[Start of Attachment]

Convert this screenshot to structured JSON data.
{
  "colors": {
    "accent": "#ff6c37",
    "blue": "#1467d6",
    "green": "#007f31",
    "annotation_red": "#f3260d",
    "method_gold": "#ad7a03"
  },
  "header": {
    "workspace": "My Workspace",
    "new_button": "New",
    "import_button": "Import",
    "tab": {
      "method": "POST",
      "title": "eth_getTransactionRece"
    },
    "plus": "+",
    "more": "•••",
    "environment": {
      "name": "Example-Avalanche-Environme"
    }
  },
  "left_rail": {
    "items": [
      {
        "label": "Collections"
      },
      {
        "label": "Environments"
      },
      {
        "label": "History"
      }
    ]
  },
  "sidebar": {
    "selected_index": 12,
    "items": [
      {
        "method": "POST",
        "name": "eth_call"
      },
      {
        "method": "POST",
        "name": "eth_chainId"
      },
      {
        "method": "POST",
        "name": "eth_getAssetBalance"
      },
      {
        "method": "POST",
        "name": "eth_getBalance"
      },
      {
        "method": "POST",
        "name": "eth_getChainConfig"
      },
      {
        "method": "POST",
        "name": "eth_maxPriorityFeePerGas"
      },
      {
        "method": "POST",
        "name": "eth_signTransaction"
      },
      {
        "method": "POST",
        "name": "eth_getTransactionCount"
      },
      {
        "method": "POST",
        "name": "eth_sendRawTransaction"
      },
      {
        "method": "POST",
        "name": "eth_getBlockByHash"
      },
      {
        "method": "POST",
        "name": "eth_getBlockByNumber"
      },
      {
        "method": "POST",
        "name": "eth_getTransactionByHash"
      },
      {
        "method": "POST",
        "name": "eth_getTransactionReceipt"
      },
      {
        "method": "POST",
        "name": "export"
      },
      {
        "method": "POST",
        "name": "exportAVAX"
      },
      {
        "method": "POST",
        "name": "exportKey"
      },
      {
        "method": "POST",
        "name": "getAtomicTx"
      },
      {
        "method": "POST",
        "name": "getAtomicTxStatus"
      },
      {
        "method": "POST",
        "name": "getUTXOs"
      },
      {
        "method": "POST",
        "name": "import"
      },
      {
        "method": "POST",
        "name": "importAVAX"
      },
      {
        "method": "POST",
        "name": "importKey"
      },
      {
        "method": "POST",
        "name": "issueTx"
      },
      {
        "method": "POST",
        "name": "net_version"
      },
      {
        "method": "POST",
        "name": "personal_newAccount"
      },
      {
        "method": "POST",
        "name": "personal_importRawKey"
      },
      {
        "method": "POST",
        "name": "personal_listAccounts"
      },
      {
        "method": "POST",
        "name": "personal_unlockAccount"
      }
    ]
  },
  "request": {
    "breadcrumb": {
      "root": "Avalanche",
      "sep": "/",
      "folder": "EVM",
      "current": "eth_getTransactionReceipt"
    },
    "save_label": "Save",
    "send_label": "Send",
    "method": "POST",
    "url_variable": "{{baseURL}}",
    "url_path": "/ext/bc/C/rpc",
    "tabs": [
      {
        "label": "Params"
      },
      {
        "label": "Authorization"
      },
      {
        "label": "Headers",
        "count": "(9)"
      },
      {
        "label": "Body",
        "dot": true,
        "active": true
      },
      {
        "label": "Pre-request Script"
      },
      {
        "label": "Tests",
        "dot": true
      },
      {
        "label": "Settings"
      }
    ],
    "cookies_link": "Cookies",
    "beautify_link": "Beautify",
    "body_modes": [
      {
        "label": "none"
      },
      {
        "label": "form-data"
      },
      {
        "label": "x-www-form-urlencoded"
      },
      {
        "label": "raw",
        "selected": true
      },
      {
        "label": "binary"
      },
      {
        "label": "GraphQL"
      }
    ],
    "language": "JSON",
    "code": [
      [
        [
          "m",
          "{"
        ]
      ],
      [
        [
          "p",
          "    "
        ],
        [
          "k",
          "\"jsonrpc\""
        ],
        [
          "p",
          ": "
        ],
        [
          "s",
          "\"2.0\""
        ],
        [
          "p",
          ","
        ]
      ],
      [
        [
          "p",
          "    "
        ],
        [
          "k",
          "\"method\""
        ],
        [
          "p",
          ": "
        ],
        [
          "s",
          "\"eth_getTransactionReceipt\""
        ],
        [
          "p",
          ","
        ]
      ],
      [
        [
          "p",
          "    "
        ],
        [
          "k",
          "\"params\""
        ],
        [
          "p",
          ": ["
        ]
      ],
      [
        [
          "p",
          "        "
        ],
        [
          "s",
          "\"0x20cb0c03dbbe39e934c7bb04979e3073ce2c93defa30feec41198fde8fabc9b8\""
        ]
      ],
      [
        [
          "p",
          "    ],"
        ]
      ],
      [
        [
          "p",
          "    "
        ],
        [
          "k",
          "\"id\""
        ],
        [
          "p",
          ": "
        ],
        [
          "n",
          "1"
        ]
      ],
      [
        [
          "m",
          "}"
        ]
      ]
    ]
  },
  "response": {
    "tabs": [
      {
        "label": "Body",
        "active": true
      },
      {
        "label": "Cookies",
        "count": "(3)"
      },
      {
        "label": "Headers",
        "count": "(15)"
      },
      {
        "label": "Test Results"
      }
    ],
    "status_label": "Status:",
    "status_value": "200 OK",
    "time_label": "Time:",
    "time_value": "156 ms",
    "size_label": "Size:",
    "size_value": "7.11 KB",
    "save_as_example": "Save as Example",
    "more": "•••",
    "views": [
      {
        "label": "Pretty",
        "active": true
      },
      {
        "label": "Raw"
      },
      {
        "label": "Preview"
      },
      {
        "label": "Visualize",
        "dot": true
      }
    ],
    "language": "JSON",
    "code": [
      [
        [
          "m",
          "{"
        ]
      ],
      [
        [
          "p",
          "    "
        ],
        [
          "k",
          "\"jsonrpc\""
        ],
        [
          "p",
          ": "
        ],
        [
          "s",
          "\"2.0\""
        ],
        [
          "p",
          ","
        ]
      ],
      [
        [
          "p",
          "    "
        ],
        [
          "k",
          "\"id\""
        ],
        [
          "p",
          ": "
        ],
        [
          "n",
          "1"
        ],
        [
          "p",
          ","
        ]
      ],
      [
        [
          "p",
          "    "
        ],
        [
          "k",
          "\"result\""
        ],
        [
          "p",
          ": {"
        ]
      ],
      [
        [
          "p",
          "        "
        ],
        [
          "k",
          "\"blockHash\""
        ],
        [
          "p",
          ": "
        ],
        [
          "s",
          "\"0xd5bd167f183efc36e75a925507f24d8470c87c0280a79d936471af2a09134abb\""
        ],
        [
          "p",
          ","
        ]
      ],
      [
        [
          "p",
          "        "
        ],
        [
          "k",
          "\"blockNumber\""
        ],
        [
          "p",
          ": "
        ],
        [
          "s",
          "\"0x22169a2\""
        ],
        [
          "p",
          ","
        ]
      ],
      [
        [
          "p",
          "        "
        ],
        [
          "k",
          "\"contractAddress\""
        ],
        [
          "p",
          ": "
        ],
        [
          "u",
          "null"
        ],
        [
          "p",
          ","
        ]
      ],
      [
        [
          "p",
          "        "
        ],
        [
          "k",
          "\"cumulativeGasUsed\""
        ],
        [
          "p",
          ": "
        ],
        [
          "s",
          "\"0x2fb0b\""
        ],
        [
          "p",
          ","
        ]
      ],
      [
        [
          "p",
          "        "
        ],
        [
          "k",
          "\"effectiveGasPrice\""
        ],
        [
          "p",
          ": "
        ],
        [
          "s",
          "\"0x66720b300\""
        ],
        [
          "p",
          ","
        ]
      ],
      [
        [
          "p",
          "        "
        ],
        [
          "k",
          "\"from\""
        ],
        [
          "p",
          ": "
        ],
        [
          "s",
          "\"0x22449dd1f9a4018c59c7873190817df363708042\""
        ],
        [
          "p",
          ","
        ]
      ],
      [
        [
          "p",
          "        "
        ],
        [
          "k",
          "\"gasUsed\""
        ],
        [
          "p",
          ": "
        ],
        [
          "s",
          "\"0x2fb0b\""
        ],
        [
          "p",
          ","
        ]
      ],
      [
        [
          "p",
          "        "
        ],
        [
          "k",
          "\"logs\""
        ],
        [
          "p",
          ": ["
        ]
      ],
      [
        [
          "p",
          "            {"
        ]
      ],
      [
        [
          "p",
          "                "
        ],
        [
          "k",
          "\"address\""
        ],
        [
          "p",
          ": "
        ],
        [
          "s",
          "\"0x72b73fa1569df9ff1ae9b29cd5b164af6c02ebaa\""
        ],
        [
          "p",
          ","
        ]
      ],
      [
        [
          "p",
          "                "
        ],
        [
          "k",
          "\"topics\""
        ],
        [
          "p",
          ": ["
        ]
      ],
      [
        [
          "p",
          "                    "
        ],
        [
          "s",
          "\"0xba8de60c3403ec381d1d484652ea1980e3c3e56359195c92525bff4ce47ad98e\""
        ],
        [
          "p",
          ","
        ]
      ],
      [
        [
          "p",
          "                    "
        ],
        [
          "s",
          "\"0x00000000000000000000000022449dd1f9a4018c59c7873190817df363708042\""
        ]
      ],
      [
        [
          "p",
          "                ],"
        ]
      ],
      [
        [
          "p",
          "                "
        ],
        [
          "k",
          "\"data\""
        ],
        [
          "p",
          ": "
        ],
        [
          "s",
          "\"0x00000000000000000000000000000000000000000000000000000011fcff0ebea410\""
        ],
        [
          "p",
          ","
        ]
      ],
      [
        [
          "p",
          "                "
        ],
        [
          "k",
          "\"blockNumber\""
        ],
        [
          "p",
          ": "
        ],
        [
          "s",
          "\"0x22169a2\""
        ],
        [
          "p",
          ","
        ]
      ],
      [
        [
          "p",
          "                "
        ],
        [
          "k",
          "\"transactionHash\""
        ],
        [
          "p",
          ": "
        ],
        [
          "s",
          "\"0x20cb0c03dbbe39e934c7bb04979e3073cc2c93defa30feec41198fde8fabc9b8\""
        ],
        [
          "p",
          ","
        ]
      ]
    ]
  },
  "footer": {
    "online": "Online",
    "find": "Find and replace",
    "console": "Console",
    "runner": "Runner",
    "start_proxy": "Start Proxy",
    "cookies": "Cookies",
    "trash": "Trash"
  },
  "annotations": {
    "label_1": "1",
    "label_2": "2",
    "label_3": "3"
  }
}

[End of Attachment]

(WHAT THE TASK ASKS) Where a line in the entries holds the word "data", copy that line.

(EXERCISE ANSWER)
Convert this screenshot to structured JSON data.
        "label": "form-data"
          "\"data\""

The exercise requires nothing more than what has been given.